Also in the report are predictions for individual commodities. Expect to pay 6-7% more for poultry, 5-6% more for fresh fruit, and 2.5-3.5% more for eggs. The lowest price increase is expected to occur within the fresh vegetable category, at just 1-2%.

In terms that are useful, you can expect to pay $.15-$.18 more for chicken breasts that are currently selling at $2.50/lb.

The substantial rise in poultry prices is due to the current and virulent avian flu plaguing poultry populations. However, that could cause prices to drop if it puts downward pressure on demand for product.

*A note on seasonally adjusted:

Seasonally adjusted means that the effects of things like weather, harvest, school schedules, and major holidays are eliminated from the data. It’s a technique that is used when comparing multiple months.
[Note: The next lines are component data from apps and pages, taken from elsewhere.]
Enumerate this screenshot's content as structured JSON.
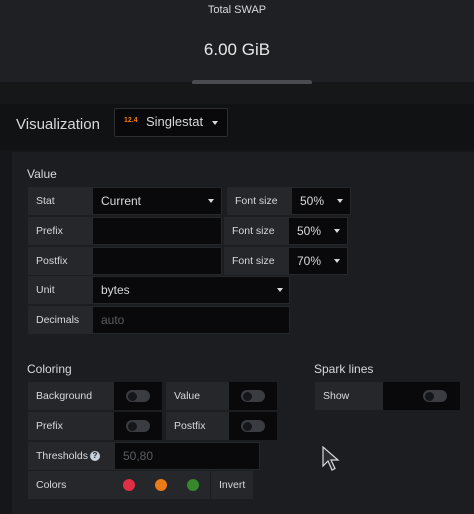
{
  "preview": {
    "title": "Total SWAP",
    "value": "6.00 GiB"
  },
  "visualization": {
    "label": "Visualization",
    "icon_text": "12.4",
    "selected": "Singlestat"
  },
  "value_section": {
    "title": "Value",
    "stat": {
      "label": "Stat",
      "value": "Current"
    },
    "prefix": {
      "label": "Prefix",
      "value": ""
    },
    "postfix": {
      "label": "Postfix",
      "value": ""
    },
    "unit": {
      "label": "Unit",
      "value": "bytes"
    },
    "decimals": {
      "label": "Decimals",
      "placeholder": "auto"
    },
    "font_size_stat": {
      "label": "Font size",
      "value": "50%"
    },
    "font_size_prefix": {
      "label": "Font size",
      "value": "50%"
    },
    "font_size_postfix": {
      "label": "Font size",
      "value": "70%"
    }
  },
  "coloring_section": {
    "title": "Coloring",
    "background": {
      "label": "Background",
      "on": false
    },
    "value": {
      "label": "Value",
      "on": false
    },
    "prefix": {
      "label": "Prefix",
      "on": false
    },
    "postfix": {
      "label": "Postfix",
      "on": false
    },
    "thresholds": {
      "label": "Thresholds",
      "placeholder": "50,80"
    },
    "colors": {
      "label": "Colors",
      "swatches": [
        "#e02f44",
        "#eb7b18",
        "#37872d"
      ],
      "invert_label": "Invert"
    }
  },
  "spark_section": {
    "title": "Spark lines",
    "show": {
      "label": "Show",
      "on": false
    }
  },
  "icons": {
    "help": "question-circle-icon",
    "cursor": "mouse-pointer-icon"
  }
}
For example, it more accurately allows you to compare February to July, two months with completely different seasonal occurrences.